The "Cheese-grater" Mac Pro was originally specified with DDR2 memory and the latest MacPro has DDR3 memory. As you can see from the table below, there are important performance considerations -
|Bus Clock||Transfer Rate||Channel Bandwidth|
|DDR2||200-533 MHz||0.40-1.06 GT/s||3.20-8.50 GBps|
|DDR3||400-1066 MHz||0.80-2.13 GT/s||6.40-17.0 GBps|
|DDR4||1066-2133 MHz||2.13-4.26 GT/s||12.80-25.60 GBps|
The faster your memory, and the more channels it can work simultaneously, the faster the CPU and your drives can shuffle data around, in and out of the host system's memory "current account" as it were. When looking at these access speed and bandwidth figures, think of it like having to breath through a narrow tube, instead of being able to take deep breaths through a wider aperture. It's exactly the same for host systems - the easier you make it for the CPU to "breathe", the better the performance will be.

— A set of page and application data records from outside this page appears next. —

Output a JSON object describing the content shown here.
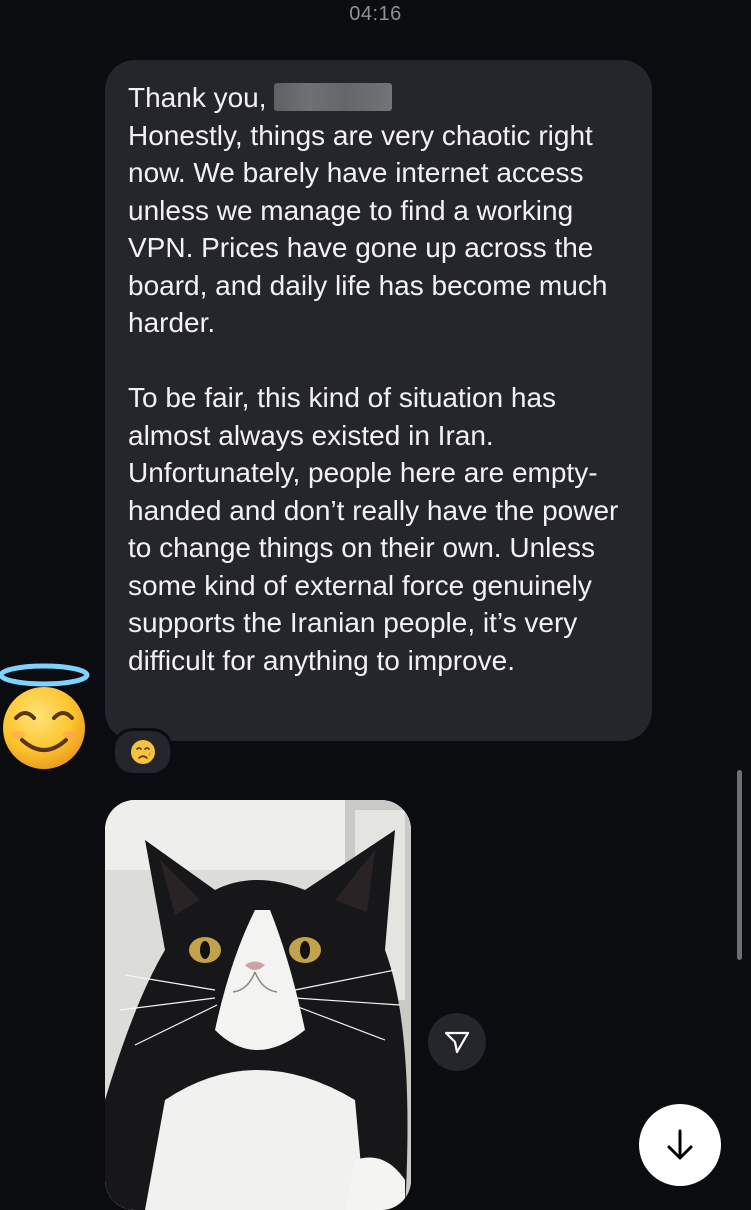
{
  "chat": {
    "timestamp": "04:16",
    "message": {
      "line1": "Thank you,",
      "paragraph1": "Honestly, things are very chaotic right now. We barely have internet access unless we manage to find a working VPN. Prices have gone up across the board, and daily life has become much harder.",
      "paragraph2": "To be fair, this kind of situation has almost always existed in Iran. Unfortunately, people here are empty-handed and don’t really have the power to change things on their own. Unless some kind of external force genuinely supports the Iranian people, it’s very difficult for anything to improve."
    },
    "reaction": "😢",
    "avatar": "smiling-face-with-halo",
    "photo": "black-and-white-persian-cat",
    "icons": {
      "share": "paper-plane-icon",
      "scroll_down": "arrow-down-icon"
    }
  }
}
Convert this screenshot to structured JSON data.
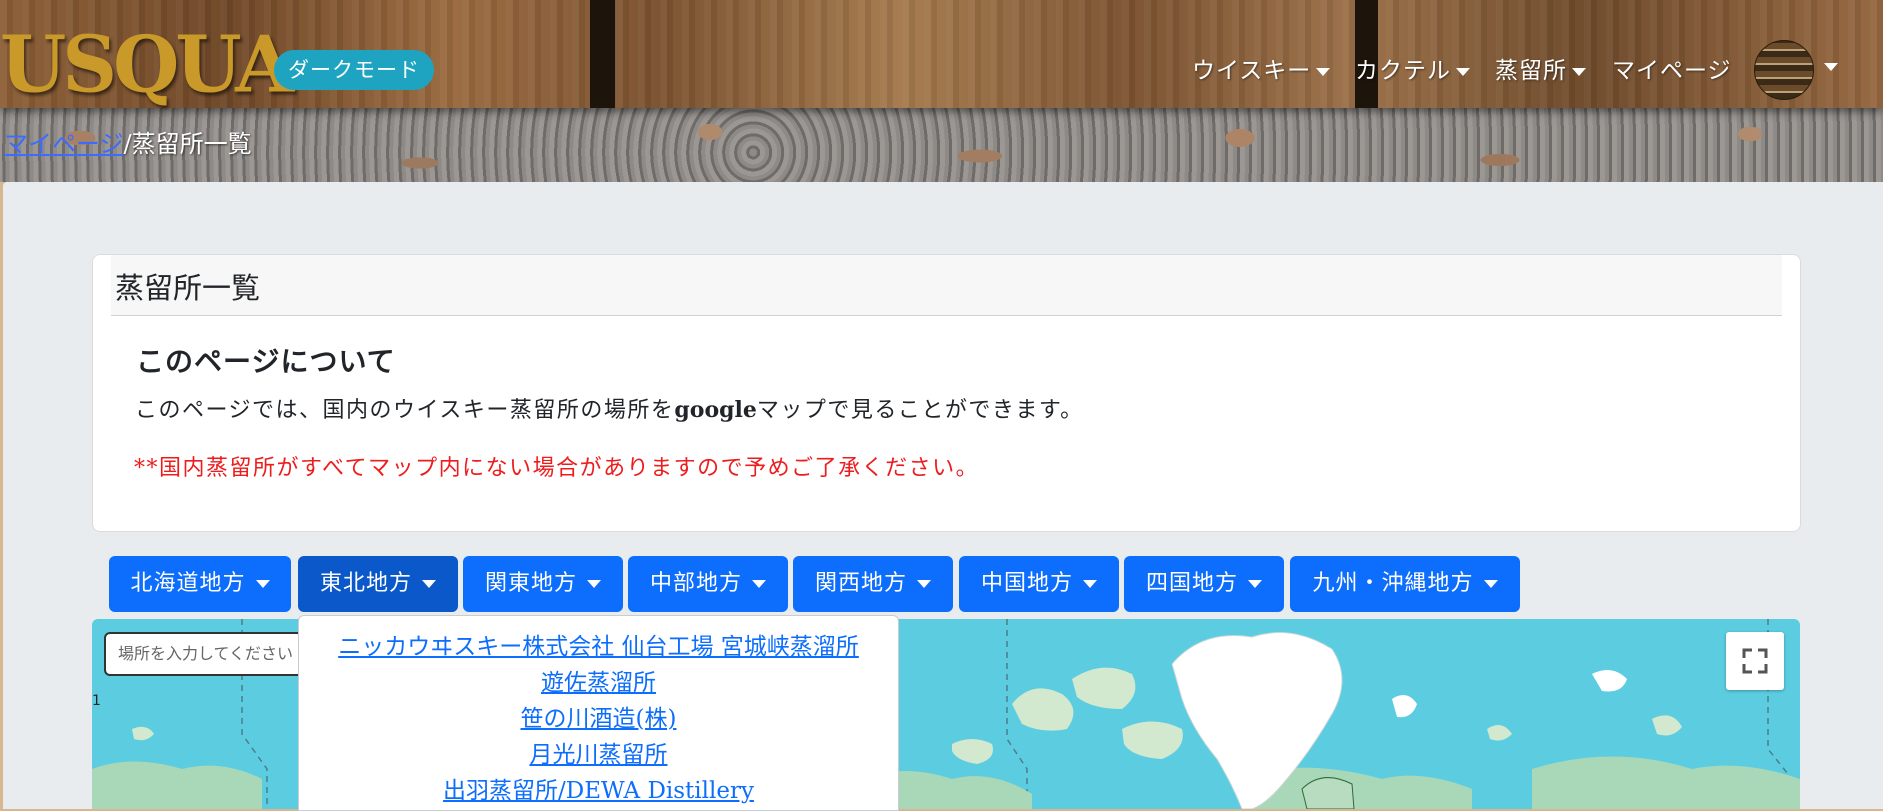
{
  "header": {
    "brand": "USQUA",
    "dark_mode_label": "ダークモード",
    "nav": [
      {
        "label": "ウイスキー"
      },
      {
        "label": "カクテル"
      },
      {
        "label": "蒸留所"
      },
      {
        "label": "マイページ"
      }
    ]
  },
  "breadcrumb": {
    "link": "マイページ",
    "separator": "/",
    "current": "蒸留所一覧"
  },
  "card": {
    "header_title": "蒸留所一覧",
    "about_title": "このページについて",
    "about_text_before": "このページでは、国内のウイスキー蒸留所の場所を",
    "about_text_bold": "google",
    "about_text_after": "マップで見ることができます。",
    "warning": "**国内蒸留所がすべてマップ内にない場合がありますので予めご了承ください。"
  },
  "regions": [
    {
      "label": "北海道地方"
    },
    {
      "label": "東北地方"
    },
    {
      "label": "関東地方"
    },
    {
      "label": "中部地方"
    },
    {
      "label": "関西地方"
    },
    {
      "label": "中国地方"
    },
    {
      "label": "四国地方"
    },
    {
      "label": "九州・沖縄地方"
    }
  ],
  "map": {
    "search_placeholder": "場所を入力してください",
    "scale_label": "1"
  },
  "dropdown": {
    "items": [
      "ニッカウヰスキー株式会社 仙台工場 宮城峡蒸溜所",
      "遊佐蒸溜所",
      "笹の川酒造(株)",
      "月光川蒸留所",
      "出羽蒸留所/DEWA Distillery"
    ]
  },
  "colors": {
    "brand_gold": "#c99a2a",
    "dark_badge": "#1ea4c0",
    "primary": "#0d6efd",
    "warning_red": "#ee1c1c",
    "map_water": "#5ccde0"
  }
}
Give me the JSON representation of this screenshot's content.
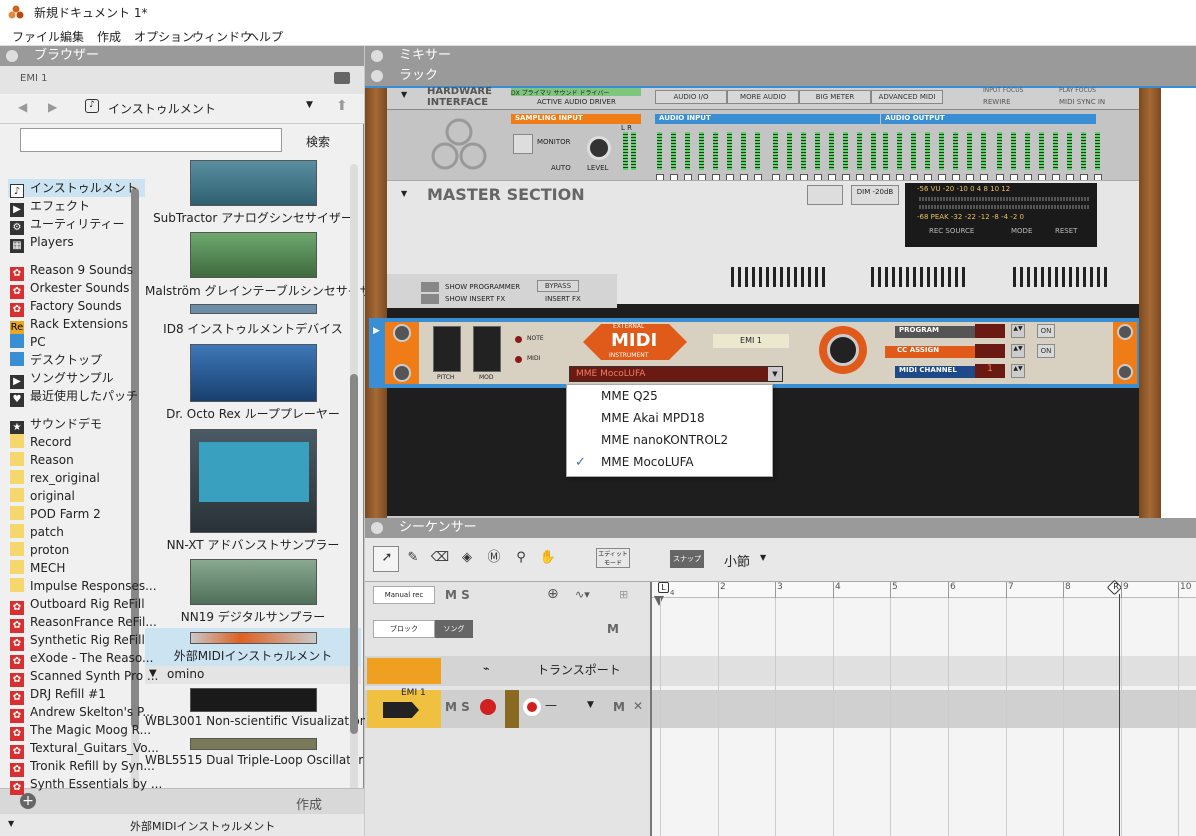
{
  "window": {
    "title": "新規ドキュメント 1*"
  },
  "menu": [
    "ファイル",
    "編集",
    "作成",
    "オプション",
    "ウィンドウ",
    "ヘルプ"
  ],
  "browser": {
    "header": "ブラウザー",
    "location": "EMI 1",
    "nav_path": "インストゥルメント",
    "search_placeholder": "",
    "search_button": "検索",
    "categories": [
      {
        "label": "インストゥルメント",
        "icon": "instrument-icon",
        "selected": true
      },
      {
        "label": "エフェクト",
        "icon": "effect-icon"
      },
      {
        "label": "ユーティリティー",
        "icon": "utility-icon"
      },
      {
        "label": "Players",
        "icon": "players-icon"
      },
      {
        "label": "Reason 9 Sounds",
        "icon": "refill-icon"
      },
      {
        "label": "Orkester Sounds",
        "icon": "refill-icon"
      },
      {
        "label": "Factory Sounds",
        "icon": "refill-icon"
      },
      {
        "label": "Rack Extensions",
        "icon": "re-icon"
      },
      {
        "label": "PC",
        "icon": "pc-icon"
      },
      {
        "label": "デスクトップ",
        "icon": "desktop-icon"
      },
      {
        "label": "ソングサンプル",
        "icon": "song-sample-icon"
      },
      {
        "label": "最近使用したパッチ",
        "icon": "recent-icon"
      },
      {
        "label": "サウンドデモ",
        "icon": "star-icon"
      },
      {
        "label": "Record",
        "icon": "folder-icon"
      },
      {
        "label": "Reason",
        "icon": "folder-icon"
      },
      {
        "label": "rex_original",
        "icon": "folder-icon"
      },
      {
        "label": "original",
        "icon": "folder-icon"
      },
      {
        "label": "POD Farm 2",
        "icon": "folder-icon"
      },
      {
        "label": "patch",
        "icon": "folder-icon"
      },
      {
        "label": "proton",
        "icon": "folder-icon"
      },
      {
        "label": "MECH",
        "icon": "folder-icon"
      },
      {
        "label": "Impulse Responses...",
        "icon": "folder-icon"
      },
      {
        "label": "Outboard Rig ReFill",
        "icon": "refill-icon"
      },
      {
        "label": "ReasonFrance ReFil...",
        "icon": "refill-icon"
      },
      {
        "label": "Synthetic Rig ReFill",
        "icon": "refill-icon"
      },
      {
        "label": "eXode - The Reaso...",
        "icon": "refill-icon"
      },
      {
        "label": "Scanned Synth Pro ...",
        "icon": "refill-icon"
      },
      {
        "label": "DRJ Refill #1",
        "icon": "refill-icon"
      },
      {
        "label": "Andrew Skelton's P...",
        "icon": "refill-icon"
      },
      {
        "label": "The Magic Moog R...",
        "icon": "refill-icon"
      },
      {
        "label": "Textural_Guitars_Vo...",
        "icon": "refill-icon"
      },
      {
        "label": "Tronik Refill by Syn...",
        "icon": "refill-icon"
      },
      {
        "label": "Synth Essentials by ...",
        "icon": "refill-icon"
      }
    ],
    "devices": [
      "SubTractor アナログシンセサイザー",
      "Malström グレインテーブルシンセサイザー",
      "ID8 インストゥルメントデバイス",
      "Dr. Octo Rex ループプレーヤー",
      "NN-XT アドバンストサンプラー",
      "NN19 デジタルサンプラー",
      "外部MIDIインストゥルメント"
    ],
    "group_label": "omino",
    "group_devices": [
      "WBL3001 Non-scientific Visualization",
      "WBL5515 Dual Triple-Loop Oscillator"
    ],
    "create_button": "作成",
    "status": "外部MIDIインストゥルメント"
  },
  "mixer": {
    "header": "ミキサー"
  },
  "rack": {
    "header": "ラック",
    "hw_interface": {
      "title": "HARDWARE INTERFACE",
      "driver_value": "DX プライマリ サウンド ドライバー",
      "driver_label": "ACTIVE AUDIO DRIVER",
      "tabs": [
        "AUDIO I/O",
        "MORE AUDIO",
        "BIG METER",
        "ADVANCED MIDI"
      ],
      "options": [
        "INPUT FOCUS",
        "PLAY FOCUS",
        "REWIRE",
        "MIDI SYNC IN"
      ],
      "sampling_input": "SAMPLING INPUT",
      "monitor": "MONITOR",
      "auto": "AUTO",
      "level": "LEVEL",
      "audio_input": "AUDIO INPUT",
      "audio_output": "AUDIO OUTPUT",
      "lr": "L R"
    },
    "master": {
      "title": "MASTER SECTION",
      "dim": "DIM -20dB",
      "meter_scale_top": "-56 VU -20 -10 0 4 8 10 12",
      "meter_scale_bottom": "-68 PEAK -32 -22 -12 -8 -4 -2 0",
      "rec_source": "REC SOURCE",
      "mode": "MODE",
      "reset": "RESET",
      "show_programmer": "SHOW PROGRAMMER",
      "show_insert_fx": "SHOW INSERT FX",
      "bypass": "BYPASS",
      "insert_fx": "INSERT FX"
    },
    "ext_midi": {
      "logo_top": "EXTERNAL",
      "logo_main": "MIDI",
      "logo_bottom": "INSTRUMENT",
      "name": "EMI 1",
      "pitch": "PITCH",
      "mod": "MOD",
      "note": "NOTE",
      "midi": "MIDI",
      "port_value": "MME MocoLUFA",
      "program": "PROGRAM",
      "cc_assign": "CC ASSIGN",
      "midi_channel": "MIDI CHANNEL",
      "channel_value": "1",
      "on": "ON"
    },
    "port_options": [
      {
        "label": "MME Q25",
        "checked": false
      },
      {
        "label": "MME Akai MPD18",
        "checked": false
      },
      {
        "label": "MME nanoKONTROL2",
        "checked": false
      },
      {
        "label": "MME MocoLUFA",
        "checked": true
      }
    ]
  },
  "sequencer": {
    "header": "シーケンサー",
    "edit_mode": "エディット モード",
    "snap": "スナップ",
    "snap_value": "小節",
    "manual_rec": "Manual rec",
    "ms": "M S",
    "block": "ブロック",
    "song": "ソング",
    "m": "M",
    "transport": "トランスポート",
    "track_name": "EMI 1",
    "bar_numbers": [
      "1",
      "2",
      "3",
      "4",
      "5",
      "6",
      "7",
      "8",
      "9",
      "10"
    ],
    "loop_start": "L",
    "loop_end": "R",
    "sub_marker": "4"
  },
  "colors": {
    "accent_blue": "#3a8fd4",
    "orange": "#f07c18",
    "selected_bg": "#cce4f2"
  }
}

This Is Not Mac Bashing
Discussions involving comparing the performance of Apple kit verses custom built Windows machines can get very heated. I've found that the only way forward is to detach your emotional investment in your system and instead look at the cold hard facts.
It appears to me that a lot of Mac owners have quite an emotional attachment to their machines. It's totally understandable - in most cases they've had to make a significant investment to own one. Nobody likes to hear that the machine they've recently spent more than a second hand car on, is rapidly approaching obsolescence. However, all of us, at some point in our lives, have to take hard decisions, that might involve parting company with loved ones.
What I love about Windows self-build systems is that you don't have to make a huge capital investment right at the outset. As long as you choose wisely, you can put together a very respectable "base" system, which has enough future proofing to last you many generations of hardware.
For example, two years ago I jumped on the X99 motherboard train, with a 6 core (12 thread) i7 processor. If I so wished, I could easily upgrade that to the latest 8 core (16 thread) i7, or maybe even the 10 core (20 thread) i7. I can expand my RAM easily up to more than 128GB. I already have dual Thunderbolt 2, but for around £65 can easily upgrade that to Thunderbolt 3 / USB-C. The same applies to my GPU and PSU. I can also run M2 SSDs to take full advantage of the latest SSD technology.
Some computer suppliers, such as the Scan Computers' 3XS brand, even offer an "upgrade" service, where you can send your system back to them and get them to upgrade whatever components you require, get them all set up, and return your system to you, good as new.
Are you currently speccing a replacement for your Mac? Please let us know your experiences in the comments.
Best of Luck! Remember, we're here to help.
Since writing the bulk of this article, Apple have made the slightly astonishing but welcome admission that the Mac Pro "trashcan" design was I quote, "a bad bet". They've also announced that they're having a radical rethink of the Mac Pro architecture and are looking at "modular design". The only fly in the ointment is that they're not able to include things like USB-C on the Mac Pro refresh as the outdated motherboard / CPU / GPU configuration that the case design enforces, simply won't allow it.
I really welcome this news, as much as I welcomed Apple's decision to use USB-C in their new machines - it's a universal standard - not exclusively licensed to anyone. It also makes great steps towards re-levelling the playing field.
Come on Apple - do what you did with the cheesegrater - use reasonably "off the shelf" components, mount them in such a way that they can be upgraded, and let your software do the talking. You've always been good at software, operating systems and providing good tools for developers. The Hackintosh is a testament to this. Beat the Hacks at their own game.